What needs to be done: Nothing but the records beneath, reproduced exactly, should appear in the answer.

Element data from apps and pages:
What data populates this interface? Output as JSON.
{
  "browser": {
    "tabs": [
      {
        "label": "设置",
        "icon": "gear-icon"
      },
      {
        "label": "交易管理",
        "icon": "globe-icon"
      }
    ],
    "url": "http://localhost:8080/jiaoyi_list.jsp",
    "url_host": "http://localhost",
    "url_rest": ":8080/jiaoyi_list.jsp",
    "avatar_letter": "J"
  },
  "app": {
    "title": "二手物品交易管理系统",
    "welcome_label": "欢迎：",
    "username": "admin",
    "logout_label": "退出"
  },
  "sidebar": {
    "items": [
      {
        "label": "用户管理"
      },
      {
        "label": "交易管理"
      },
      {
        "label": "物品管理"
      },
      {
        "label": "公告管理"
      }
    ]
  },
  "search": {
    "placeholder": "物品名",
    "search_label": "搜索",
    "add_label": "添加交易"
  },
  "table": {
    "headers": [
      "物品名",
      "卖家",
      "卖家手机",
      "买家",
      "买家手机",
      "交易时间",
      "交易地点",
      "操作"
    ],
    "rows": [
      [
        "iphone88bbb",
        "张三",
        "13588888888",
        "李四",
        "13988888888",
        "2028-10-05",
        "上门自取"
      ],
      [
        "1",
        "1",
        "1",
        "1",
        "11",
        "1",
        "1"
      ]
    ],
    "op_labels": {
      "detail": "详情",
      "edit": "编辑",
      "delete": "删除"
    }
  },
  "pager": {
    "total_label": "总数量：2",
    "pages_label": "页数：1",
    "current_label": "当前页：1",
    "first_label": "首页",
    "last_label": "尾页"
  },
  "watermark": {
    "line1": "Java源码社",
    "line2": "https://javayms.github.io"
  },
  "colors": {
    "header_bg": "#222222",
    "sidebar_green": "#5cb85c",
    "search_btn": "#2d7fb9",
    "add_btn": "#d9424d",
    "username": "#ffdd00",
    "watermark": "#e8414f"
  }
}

Expected answer:
What data populates this interface? Output as JSON.
{
  "browser": {
    "tabs": [
      {
        "label": "设置",
        "icon": "gear-icon"
      },
      {
        "label": "交易管理",
        "icon": "globe-icon"
      }
    ],
    "url": "http://localhost:8080/jiaoyi_list.jsp",
    "url_host": "http://localhost",
    "url_rest": ":8080/jiaoyi_list.jsp",
    "avatar_letter": "J"
  },
  "app": {
    "title": "二手物品交易管理系统",
    "welcome_label": "欢迎：",
    "username": "admin",
    "logout_label": "退出"
  },
  "sidebar": {
    "items": [
      {
        "label": "用户管理"
      },
      {
        "label": "交易管理"
      },
      {
        "label": "物品管理"
      },
      {
        "label": "公告管理"
      }
    ]
  },
  "search": {
    "placeholder": "物品名",
    "search_label": "搜索",
    "add_label": "添加交易"
  },
  "table": {
    "headers": [
      "物品名",
      "卖家",
      "卖家手机",
      "买家",
      "买家手机",
      "交易时间",
      "交易地点",
      "操作"
    ],
    "rows": [
      [
        "iphone88bbb",
        "张三",
        "13588888888",
        "李四",
        "13988888888",
        "2028-10-05",
        "上门自取"
      ],
      [
        "1",
        "1",
        "1",
        "1",
        "11",
        "1",
        "1"
      ]
    ],
    "op_labels": {
      "detail": "详情",
      "edit": "编辑",
      "delete": "删除"
    }
  },
  "pager": {
    "total_label": "总数量：2",
    "pages_label": "页数：1",
    "current_label": "当前页：1",
    "first_label": "首页",
    "last_label": "尾页"
  },
  "watermark": {
    "line1": "Java源码社",
    "line2": "https://javayms.github.io"
  },
  "colors": {
    "header_bg": "#222222",
    "sidebar_green": "#5cb85c",
    "search_btn": "#2d7fb9",
    "add_btn": "#d9424d",
    "username": "#ffdd00",
    "watermark": "#e8414f"
  }
}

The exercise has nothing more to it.